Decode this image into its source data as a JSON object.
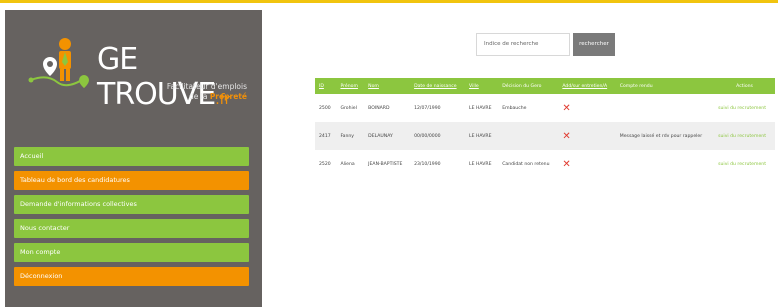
{
  "brand": {
    "name": "GE TROUVE",
    "suffix": ".fr",
    "tagline_line1": "Facilitateur d'emplois",
    "tagline_line2_prefix": "de la ",
    "tagline_line2_em": "Propreté"
  },
  "nav": {
    "items": [
      {
        "label": "Accueil",
        "color": "green"
      },
      {
        "label": "Tableau de bord des candidatures",
        "color": "orange"
      },
      {
        "label": "Demande d'informations collectives",
        "color": "green"
      },
      {
        "label": "Nous contacter",
        "color": "green"
      },
      {
        "label": "Mon compte",
        "color": "green"
      },
      {
        "label": "Déconnexion",
        "color": "orange"
      }
    ]
  },
  "search": {
    "placeholder": "Indice de recherche",
    "button_label": "rechercher"
  },
  "table": {
    "headers": [
      "ID",
      "Prénom",
      "Nom",
      "Date de naissance",
      "Ville",
      "Décision du Gero",
      "Add/sur entretien/A",
      "Compte rendu",
      "Actions"
    ],
    "rows": [
      {
        "id": "2500",
        "prenom": "Grohiel",
        "nom": "BOINARD",
        "date": "12/07/1990",
        "ville": "LE HAVRE",
        "decision": "Embauche",
        "compte_rendu": "",
        "action": "suivi du recrutement"
      },
      {
        "id": "2417",
        "prenom": "Fanny",
        "nom": "DELAUNAY",
        "date": "00/00/0000",
        "ville": "LE HAVRE",
        "decision": "",
        "compte_rendu": "Message laissé et rdv pour rappeler",
        "action": "suivi du recrutement"
      },
      {
        "id": "2520",
        "prenom": "Aliena",
        "nom": "JEAN-BAPTISTE",
        "date": "23/10/1990",
        "ville": "LE HAVRE",
        "decision": "Candidat non retenu",
        "compte_rendu": "",
        "action": "suivi du recrutement"
      }
    ]
  },
  "colors": {
    "green": "#8cc63f",
    "orange": "#f39200",
    "sidebar": "#666260",
    "cross": "#e03a2f"
  }
}
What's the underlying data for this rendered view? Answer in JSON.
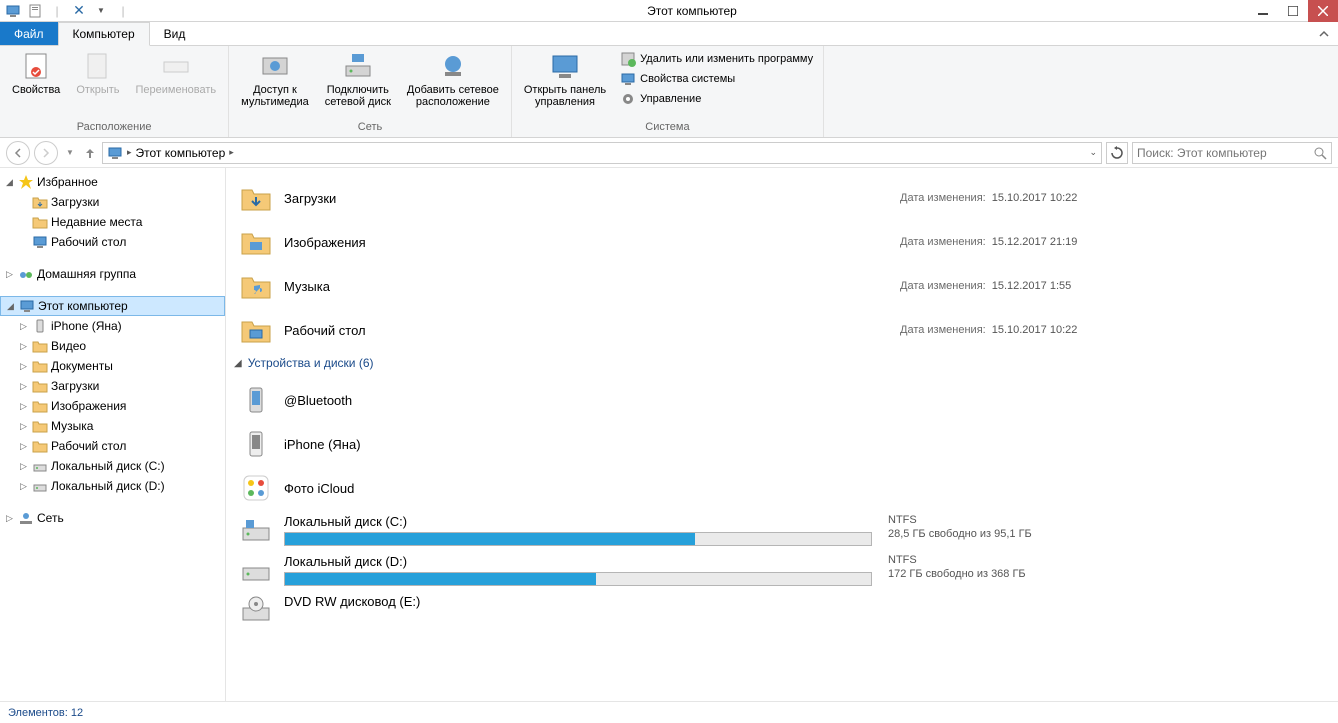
{
  "window": {
    "title": "Этот компьютер"
  },
  "tabs": {
    "file": "Файл",
    "computer": "Компьютер",
    "view": "Вид"
  },
  "ribbon": {
    "location": {
      "label": "Расположение",
      "props": "Свойства",
      "open": "Открыть",
      "rename": "Переименовать"
    },
    "network": {
      "label": "Сеть",
      "media": "Доступ к\nмультимедиа",
      "mapdrive": "Подключить\nсетевой диск",
      "addnet": "Добавить сетевое\nрасположение"
    },
    "system": {
      "label": "Система",
      "cpanel": "Открыть панель\nуправления",
      "uninstall": "Удалить или изменить программу",
      "sysprops": "Свойства системы",
      "manage": "Управление"
    }
  },
  "breadcrumb": {
    "root": "Этот компьютер"
  },
  "search": {
    "placeholder": "Поиск: Этот компьютер"
  },
  "tree": {
    "favorites": "Избранное",
    "downloads": "Загрузки",
    "recent": "Недавние места",
    "desktop": "Рабочий стол",
    "homegroup": "Домашняя группа",
    "thispc": "Этот компьютер",
    "iphone": "iPhone (Яна)",
    "videos": "Видео",
    "documents": "Документы",
    "downloads2": "Загрузки",
    "pictures": "Изображения",
    "music": "Музыка",
    "desktop2": "Рабочий стол",
    "diskC": "Локальный диск (C:)",
    "diskD": "Локальный диск (D:)",
    "network": "Сеть"
  },
  "folders": [
    {
      "name": "Загрузки",
      "meta_label": "Дата изменения:",
      "meta_value": "15.10.2017 10:22"
    },
    {
      "name": "Изображения",
      "meta_label": "Дата изменения:",
      "meta_value": "15.12.2017 21:19"
    },
    {
      "name": "Музыка",
      "meta_label": "Дата изменения:",
      "meta_value": "15.12.2017 1:55"
    },
    {
      "name": "Рабочий стол",
      "meta_label": "Дата изменения:",
      "meta_value": "15.10.2017 10:22"
    }
  ],
  "devices_header": "Устройства и диски (6)",
  "devices": [
    {
      "name": "@Bluetooth"
    },
    {
      "name": "iPhone (Яна)"
    },
    {
      "name": "Фото iCloud"
    }
  ],
  "drives": [
    {
      "name": "Локальный диск (C:)",
      "fs": "NTFS",
      "free": "28,5 ГБ свободно из 95,1 ГБ",
      "pct": 70
    },
    {
      "name": "Локальный диск (D:)",
      "fs": "NTFS",
      "free": "172 ГБ свободно из 368 ГБ",
      "pct": 53
    },
    {
      "name": "DVD RW дисковод (E:)"
    }
  ],
  "status": "Элементов: 12"
}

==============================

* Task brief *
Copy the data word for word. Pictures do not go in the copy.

* Response to the exercise *
Decode this image into its source data as a JSON object.
{
  "brand": {
    "name": "GE TROUVE",
    "suffix": ".fr",
    "tagline_line1": "Facilitateur d'emplois",
    "tagline_line2_prefix": "de la ",
    "tagline_line2_em": "Propreté"
  },
  "nav": {
    "items": [
      {
        "label": "Accueil",
        "color": "green"
      },
      {
        "label": "Tableau de bord des candidatures",
        "color": "orange"
      },
      {
        "label": "Demande d'informations collectives",
        "color": "green"
      },
      {
        "label": "Nous contacter",
        "color": "green"
      },
      {
        "label": "Mon compte",
        "color": "green"
      },
      {
        "label": "Déconnexion",
        "color": "orange"
      }
    ]
  },
  "search": {
    "placeholder": "Indice de recherche",
    "button_label": "rechercher"
  },
  "table": {
    "headers": [
      "ID",
      "Prénom",
      "Nom",
      "Date de naissance",
      "Ville",
      "Décision du Gero",
      "Add/sur entretien/A",
      "Compte rendu",
      "Actions"
    ],
    "rows": [
      {
        "id": "2500",
        "prenom": "Grohiel",
        "nom": "BOINARD",
        "date": "12/07/1990",
        "ville": "LE HAVRE",
        "decision": "Embauche",
        "compte_rendu": "",
        "action": "suivi du recrutement"
      },
      {
        "id": "2417",
        "prenom": "Fanny",
        "nom": "DELAUNAY",
        "date": "00/00/0000",
        "ville": "LE HAVRE",
        "decision": "",
        "compte_rendu": "Message laissé et rdv pour rappeler",
        "action": "suivi du recrutement"
      },
      {
        "id": "2520",
        "prenom": "Aliena",
        "nom": "JEAN-BAPTISTE",
        "date": "23/10/1990",
        "ville": "LE HAVRE",
        "decision": "Candidat non retenu",
        "compte_rendu": "",
        "action": "suivi du recrutement"
      }
    ]
  },
  "colors": {
    "green": "#8cc63f",
    "orange": "#f39200",
    "sidebar": "#666260",
    "cross": "#e03a2f"
  }
}
What's the underlying data for this rendered view? Answer in JSON.
{
  "window": {
    "title": "Этот компьютер"
  },
  "tabs": {
    "file": "Файл",
    "computer": "Компьютер",
    "view": "Вид"
  },
  "ribbon": {
    "location": {
      "label": "Расположение",
      "props": "Свойства",
      "open": "Открыть",
      "rename": "Переименовать"
    },
    "network": {
      "label": "Сеть",
      "media": "Доступ к\nмультимедиа",
      "mapdrive": "Подключить\nсетевой диск",
      "addnet": "Добавить сетевое\nрасположение"
    },
    "system": {
      "label": "Система",
      "cpanel": "Открыть панель\nуправления",
      "uninstall": "Удалить или изменить программу",
      "sysprops": "Свойства системы",
      "manage": "Управление"
    }
  },
  "breadcrumb": {
    "root": "Этот компьютер"
  },
  "search": {
    "placeholder": "Поиск: Этот компьютер"
  },
  "tree": {
    "favorites": "Избранное",
    "downloads": "Загрузки",
    "recent": "Недавние места",
    "desktop": "Рабочий стол",
    "homegroup": "Домашняя группа",
    "thispc": "Этот компьютер",
    "iphone": "iPhone (Яна)",
    "videos": "Видео",
    "documents": "Документы",
    "downloads2": "Загрузки",
    "pictures": "Изображения",
    "music": "Музыка",
    "desktop2": "Рабочий стол",
    "diskC": "Локальный диск (C:)",
    "diskD": "Локальный диск (D:)",
    "network": "Сеть"
  },
  "folders": [
    {
      "name": "Загрузки",
      "meta_label": "Дата изменения:",
      "meta_value": "15.10.2017 10:22"
    },
    {
      "name": "Изображения",
      "meta_label": "Дата изменения:",
      "meta_value": "15.12.2017 21:19"
    },
    {
      "name": "Музыка",
      "meta_label": "Дата изменения:",
      "meta_value": "15.12.2017 1:55"
    },
    {
      "name": "Рабочий стол",
      "meta_label": "Дата изменения:",
      "meta_value": "15.10.2017 10:22"
    }
  ],
  "devices_header": "Устройства и диски (6)",
  "devices": [
    {
      "name": "@Bluetooth"
    },
    {
      "name": "iPhone (Яна)"
    },
    {
      "name": "Фото iCloud"
    }
  ],
  "drives": [
    {
      "name": "Локальный диск (C:)",
      "fs": "NTFS",
      "free": "28,5 ГБ свободно из 95,1 ГБ",
      "pct": 70
    },
    {
      "name": "Локальный диск (D:)",
      "fs": "NTFS",
      "free": "172 ГБ свободно из 368 ГБ",
      "pct": 53
    },
    {
      "name": "DVD RW дисковод (E:)"
    }
  ],
  "status": "Элементов: 12"
}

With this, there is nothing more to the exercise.